    "it will mark the first time users of two different platforms can play cooperatively." Wrong. However, it will make the first time players in two different games on two different platforms can play cooperatively.

    "The reason the development has taken so long is in large part due to controls..." This whole paragraph seems pulled from thin air. CCP has brought in dozens of veteran console FPS developers for this. Nailing the controls down would be a minor issue compared to organizing the server structure allowing the two games to co-exist.

    "with intergalactic ships" EVE doesn't even span a complete galaxy, so I'm not sure where you're getting intergalactic from. It's a nice decorative word, but it's not accurate.

    "A shoot-out between clans in Dust can determine which Eve alliance gets ownership of a valuable outpost." While technically correct, as DUST players can be members of the same alliances and corporations that already exist in EVE, the distinction is nonexistent. An EVE alliance can be a DUST clan.

    "That financial arrangement also represents Dust's revenue engine." Sharing the market with EVE really has very little bearing on CCP's revenue plan for DUST. 

    "to buy in-game resources." We really don't know enough about the microtransactions to make such broad statements about what will be available. At the moment it seems more like it will allow faster skill progression while actively playing and the *access* to specialized weapons and wargear, which other players can still acquire through grinding.

    "especially since the company mothballed another project and laid off 20% of its staff to focus on it and Eve." World of Darkness was never mothballed. Yes, the Atlanta office was downsized, but there are still about 60 people actively working on producing that game, with a much better focus and management than they had before.

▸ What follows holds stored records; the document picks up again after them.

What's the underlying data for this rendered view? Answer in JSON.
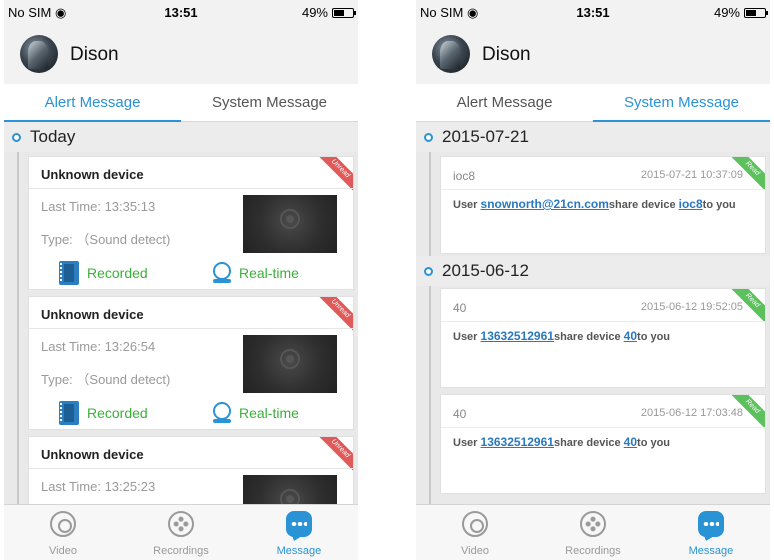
{
  "status_bar": {
    "carrier": "No SIM",
    "time": "13:51",
    "battery": "49%"
  },
  "user": {
    "name": "Dison"
  },
  "tabs": {
    "alert": "Alert Message",
    "system": "System Message"
  },
  "alert_view": {
    "day": "Today",
    "cards": [
      {
        "title": "Unknown device",
        "last_time": "Last Time: 13:35:13",
        "type": "Type: （Sound detect)",
        "badge": "Unread",
        "recorded": "Recorded",
        "realtime": "Real-time"
      },
      {
        "title": "Unknown device",
        "last_time": "Last Time: 13:26:54",
        "type": "Type: （Sound detect)",
        "badge": "Unread",
        "recorded": "Recorded",
        "realtime": "Real-time"
      },
      {
        "title": "Unknown device",
        "last_time": "Last Time: 13:25:23",
        "badge": "Unread"
      }
    ]
  },
  "system_view": {
    "days": [
      "2015-07-21",
      "2015-06-12"
    ],
    "messages": [
      {
        "device": "ioc8",
        "timestamp": "2015-07-21 10:37:09",
        "prefix": "User ",
        "user": "snownorth@21cn.com",
        "middle": "share device ",
        "device_link": "ioc8",
        "suffix": "to you",
        "badge": "Read"
      },
      {
        "device": "40",
        "timestamp": "2015-06-12 19:52:05",
        "prefix": "User ",
        "user": "13632512961",
        "middle": "share device ",
        "device_link": "40",
        "suffix": "to you",
        "badge": "Read"
      },
      {
        "device": "40",
        "timestamp": "2015-06-12 17:03:48",
        "prefix": "User ",
        "user": "13632512961",
        "middle": "share device ",
        "device_link": "40",
        "suffix": "to you",
        "badge": "Read"
      }
    ]
  },
  "tab_bar": {
    "video": "Video",
    "recordings": "Recordings",
    "message": "Message"
  },
  "colors": {
    "accent": "#2a93d5",
    "green_text": "#3ab03a",
    "unread_badge": "#e05a5a",
    "read_badge": "#5cc05c"
  },
  "icons": [
    "wifi-icon",
    "battery-icon",
    "avatar",
    "film-icon",
    "realtime-camera-icon",
    "video-icon",
    "recordings-icon",
    "message-icon"
  ]
}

    "user base of 350,000 computer players." Subscriptions, not players. As many, if not most, players in EVE have multiple accounts, you can at least halve that number.

    C-, check your facts.